Awareness of the current climate and biodiversity crises is growing, as is support for nature-based solutions to address them. Ecosystem restoration is a fundamental pillar of the nature-based solutions approach because of its ability to improve ecosystems and habitats that are suffering from degradation and desertification, with tangible consequences for humanity and species. The Decade jumpstarts the restorative urgency implicit in its name. It sets a timeline for everybody to bring the world onto a path of ecosystem recovery, from the mountaintops to the seafloor.
How is IUCN addressing consumer behavior?
Consumer behavior, through well-informed and motivated consumers, is a key part of ensuring that society becomes truly sustainable. However, consumer choice is limited to what the market offers, and the market takes time to respond to bottom-up pressure. Looking another level beyond that, the production systems that use the market to deliver goods to consumers are deeply intertwined with government. Political signals and governmental measures such as regulations, taxation and subsidies will allow production systems to improve their offerings fundamentally. Ultimately, this will give consumers increased freedom and more opportunities to purchase sustainably.
This is why IUCN does not seek to influence consumer behavior directly and instead seeks to influence government policy and the private sector to mitigate impacts of consumption on nature. One example is our research into the sources of marine plastics, or our recent work quantifying the benefits of sustainable agriculture for food security and for the economy.
You’ve worn many hats throughout your career, as a consultant, a scientist, an economist, a policy advisor, an entrepreneur. Why is this diverse background important for leading an environmental organization at this time?
As the Director General of IUCN, I will continue to wear most of these hats – only now, all at once. I hope that the diversity of my own background and experience will reinforce IUCN’s unique role in tackling the climate and biodiversity crises.

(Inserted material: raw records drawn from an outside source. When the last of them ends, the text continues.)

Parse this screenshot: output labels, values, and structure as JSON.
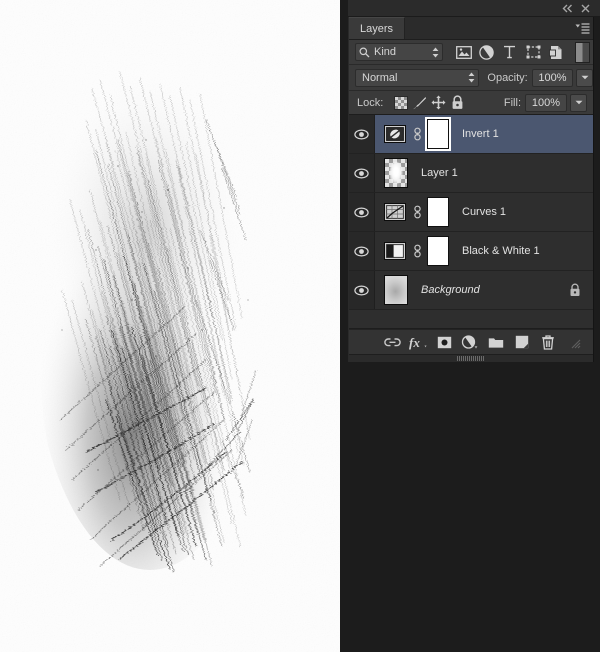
{
  "window": {
    "collapse_icon": "collapse-double-arrow-icon",
    "close_icon": "close-icon"
  },
  "panel": {
    "tab_label": "Layers",
    "menu_icon": "panel-menu-icon",
    "filter": {
      "search_icon": "search-icon",
      "kind_label": "Kind",
      "stepper_icon": "updown-stepper-icon",
      "icons": [
        {
          "name": "pixel-layer-filter-icon",
          "glyph": "image"
        },
        {
          "name": "adjustment-layer-filter-icon",
          "glyph": "circle"
        },
        {
          "name": "type-layer-filter-icon",
          "glyph": "T"
        },
        {
          "name": "shape-layer-filter-icon",
          "glyph": "square"
        },
        {
          "name": "smart-object-filter-icon",
          "glyph": "smart"
        }
      ],
      "toggle_name": "filter-enable-toggle"
    },
    "blend": {
      "mode": "Normal",
      "opacity_label": "Opacity:",
      "opacity_value": "100%",
      "fill_label": "Fill:",
      "fill_value": "100%"
    },
    "lock": {
      "label": "Lock:",
      "items": [
        {
          "name": "lock-transparent-pixels-icon"
        },
        {
          "name": "lock-image-pixels-brush-icon"
        },
        {
          "name": "lock-position-move-icon"
        },
        {
          "name": "lock-all-padlock-icon"
        }
      ]
    },
    "layers": [
      {
        "name": "Invert 1",
        "visible": true,
        "selected": true,
        "type": "adjustment",
        "adjustment_icon": "invert-adjustment-icon",
        "has_link": true,
        "has_mask": true,
        "mask_active": true,
        "locked": false,
        "italic": false
      },
      {
        "name": "Layer 1",
        "visible": true,
        "selected": false,
        "type": "pixel",
        "adjustment_icon": "",
        "has_link": false,
        "has_mask": false,
        "mask_active": false,
        "locked": false,
        "italic": false
      },
      {
        "name": "Curves 1",
        "visible": true,
        "selected": false,
        "type": "adjustment",
        "adjustment_icon": "curves-adjustment-icon",
        "has_link": true,
        "has_mask": true,
        "mask_active": false,
        "locked": false,
        "italic": false
      },
      {
        "name": "Black & White 1",
        "visible": true,
        "selected": false,
        "type": "adjustment",
        "adjustment_icon": "black-and-white-adjustment-icon",
        "has_link": true,
        "has_mask": true,
        "mask_active": false,
        "locked": false,
        "italic": false
      },
      {
        "name": "Background",
        "visible": true,
        "selected": false,
        "type": "photo",
        "adjustment_icon": "",
        "has_link": false,
        "has_mask": false,
        "mask_active": false,
        "locked": true,
        "italic": true
      }
    ],
    "toolbar": [
      {
        "name": "link-layers-button",
        "disabled": false
      },
      {
        "name": "layer-style-fx-button",
        "disabled": false
      },
      {
        "name": "add-layer-mask-button",
        "disabled": false
      },
      {
        "name": "new-adjustment-layer-button",
        "disabled": false
      },
      {
        "name": "new-group-button",
        "disabled": false
      },
      {
        "name": "new-layer-button",
        "disabled": false
      },
      {
        "name": "delete-layer-button",
        "disabled": false
      },
      {
        "name": "panel-resize-grip-icon",
        "disabled": true
      }
    ],
    "resize_grip": "horizontal-resize-grip"
  },
  "colors": {
    "panel_bg": "#343434",
    "list_bg": "#2e2e2e",
    "selected_row": "#4b5770",
    "text": "#e2e2e2",
    "field_bg": "#454545",
    "canvas_bg": "#ffffff"
  },
  "canvas": {
    "artwork_name": "pencil-hatching-sketch",
    "description": "dense graphite hatch strokes on white paper"
  }
}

These crises aren’t niche issues; they are fundamental, interlinked challenges we all face – and we need to address them together, from all angles and with all our energy and focus. In this effort, everyone needs to contribute their voice and do their part: science and academia, policy makers and governments, businesses, activists, consumers. IUCN, thanks to its unique structure as a diverse membership union that includes state- and non-state actors both big and small, plays a key role as a driver of change and a convener that brings leaders from across these sectors to the table.